The Ulster Unionist party has been wiped out in the Northern Irish elections. It is akin to the Democrats failing to win any seats in the U.S. senate.
Not too long ago the Ulster Unionists were the unquestioned masters in Northern Ireland.
They had every prime minster in the state's history from 1921 and led every power sharing government from the 1970s up until 2007 when Ian Paisley of the rival Democratic Unionist Party went into power with Martin McGuinness,
While the defeat of Peter Robinson, now head of the Democratic Unionist Party and of the power sharing government, was a sensational result there were many obvious reason for it, the scandal involving his wife and dubious land deals being the key ones.
Robinson's role as head of the power sharing government is still intact but he may face pressure to step down.
Think of it as still being co-governor with Sinn Fein's Martin McGuinness of the state of Northern Ireland while he lost a federal election to the Westminster parliament
The UUP though is a party that has simply imploded.
The party leader party Sir Reg Empey was defeated handily while their only previous MP Lady Sylvia Hermon,ran and won as an independent this time because she disagreed with the party signing a deal with the Tory party in Britain before the vote.
The Tradional Unionist Voice, an even harder line unionist party also had a very bad election., Their leader was easily defeated by Ian Paisley's son Ian Junior in their big shot at an upset
Reg Empey's decision to try a harder line unionism than the DUP has failed spectacularly and he is probably doomed as party leader. The other big winner on the night was the Alliance Party. the moderate centrist group whose candidate Naomi Long, took Peter Robinson's seat.
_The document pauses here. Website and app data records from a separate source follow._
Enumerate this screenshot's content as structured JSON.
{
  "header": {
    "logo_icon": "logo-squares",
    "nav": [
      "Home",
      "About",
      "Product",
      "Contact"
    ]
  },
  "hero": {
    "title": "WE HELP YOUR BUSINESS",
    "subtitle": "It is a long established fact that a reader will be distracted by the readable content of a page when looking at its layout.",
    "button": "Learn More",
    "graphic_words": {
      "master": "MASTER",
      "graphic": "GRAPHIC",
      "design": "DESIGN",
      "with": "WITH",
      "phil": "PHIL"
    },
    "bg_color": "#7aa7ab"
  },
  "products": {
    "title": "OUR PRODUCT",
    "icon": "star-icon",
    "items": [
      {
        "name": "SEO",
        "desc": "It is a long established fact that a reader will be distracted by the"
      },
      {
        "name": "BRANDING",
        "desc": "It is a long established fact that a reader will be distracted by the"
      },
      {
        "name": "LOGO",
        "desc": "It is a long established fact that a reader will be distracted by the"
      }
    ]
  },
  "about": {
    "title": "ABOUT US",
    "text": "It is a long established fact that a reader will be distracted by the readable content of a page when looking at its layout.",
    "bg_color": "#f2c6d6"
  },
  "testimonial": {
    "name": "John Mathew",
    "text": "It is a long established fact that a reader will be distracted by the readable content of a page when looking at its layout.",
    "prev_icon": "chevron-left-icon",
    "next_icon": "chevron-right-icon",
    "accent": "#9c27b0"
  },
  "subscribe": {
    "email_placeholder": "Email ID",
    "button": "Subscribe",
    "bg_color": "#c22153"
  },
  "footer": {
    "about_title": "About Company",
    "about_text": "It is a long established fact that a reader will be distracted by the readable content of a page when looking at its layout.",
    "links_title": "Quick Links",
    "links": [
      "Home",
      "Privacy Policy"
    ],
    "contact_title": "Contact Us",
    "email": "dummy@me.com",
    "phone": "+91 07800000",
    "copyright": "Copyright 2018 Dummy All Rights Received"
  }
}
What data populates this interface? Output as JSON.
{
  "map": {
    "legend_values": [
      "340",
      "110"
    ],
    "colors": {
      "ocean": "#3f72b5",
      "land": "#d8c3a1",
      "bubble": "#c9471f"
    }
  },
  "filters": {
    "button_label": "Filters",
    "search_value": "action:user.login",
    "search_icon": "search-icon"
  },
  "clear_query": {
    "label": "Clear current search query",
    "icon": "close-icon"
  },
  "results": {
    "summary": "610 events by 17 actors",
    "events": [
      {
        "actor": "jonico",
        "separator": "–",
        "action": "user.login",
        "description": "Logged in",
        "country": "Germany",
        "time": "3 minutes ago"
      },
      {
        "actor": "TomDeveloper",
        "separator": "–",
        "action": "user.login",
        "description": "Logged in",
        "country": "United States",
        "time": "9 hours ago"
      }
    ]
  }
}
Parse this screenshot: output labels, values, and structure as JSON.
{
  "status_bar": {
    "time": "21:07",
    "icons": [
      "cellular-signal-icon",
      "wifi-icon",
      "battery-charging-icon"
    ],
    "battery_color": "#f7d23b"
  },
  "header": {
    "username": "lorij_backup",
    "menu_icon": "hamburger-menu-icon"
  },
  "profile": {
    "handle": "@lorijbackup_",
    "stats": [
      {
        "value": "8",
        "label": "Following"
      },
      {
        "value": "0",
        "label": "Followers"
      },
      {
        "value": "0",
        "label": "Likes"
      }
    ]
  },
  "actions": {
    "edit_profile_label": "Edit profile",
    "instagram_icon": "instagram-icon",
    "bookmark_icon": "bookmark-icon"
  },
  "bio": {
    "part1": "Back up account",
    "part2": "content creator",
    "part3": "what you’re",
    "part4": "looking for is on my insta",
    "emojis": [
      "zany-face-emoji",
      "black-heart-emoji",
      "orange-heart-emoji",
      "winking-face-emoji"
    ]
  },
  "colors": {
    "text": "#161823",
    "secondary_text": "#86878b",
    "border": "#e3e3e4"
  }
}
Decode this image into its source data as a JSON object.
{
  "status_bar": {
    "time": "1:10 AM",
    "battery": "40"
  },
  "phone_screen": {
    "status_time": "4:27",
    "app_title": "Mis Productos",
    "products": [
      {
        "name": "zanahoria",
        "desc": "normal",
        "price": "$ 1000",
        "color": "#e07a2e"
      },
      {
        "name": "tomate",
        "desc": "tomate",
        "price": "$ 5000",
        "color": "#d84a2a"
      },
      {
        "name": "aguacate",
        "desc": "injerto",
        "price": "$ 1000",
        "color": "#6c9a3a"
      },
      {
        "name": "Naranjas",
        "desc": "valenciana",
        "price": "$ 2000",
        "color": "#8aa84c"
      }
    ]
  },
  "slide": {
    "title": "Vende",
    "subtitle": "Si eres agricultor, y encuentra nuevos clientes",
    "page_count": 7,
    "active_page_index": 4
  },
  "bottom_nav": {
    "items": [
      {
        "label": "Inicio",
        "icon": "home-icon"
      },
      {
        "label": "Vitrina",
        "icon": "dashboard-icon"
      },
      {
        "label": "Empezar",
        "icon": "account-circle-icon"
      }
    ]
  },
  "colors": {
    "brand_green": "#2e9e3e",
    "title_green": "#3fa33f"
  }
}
Nationalist parties fared as expected with Gerry Adams winning the biggest majority in Northern Ireland. Adams certainly answered his critics who had said he was on the down slope after recent controversies. Sinn Fein easily returned four MPs
A recount was ordered in Fermanagh /South Tyrone where Michelle Gildernew of Sinn Fein and an agreed unionist candidate Roderick O'Connor are in a tense third recount. Gildernew emerged victorious by just four votes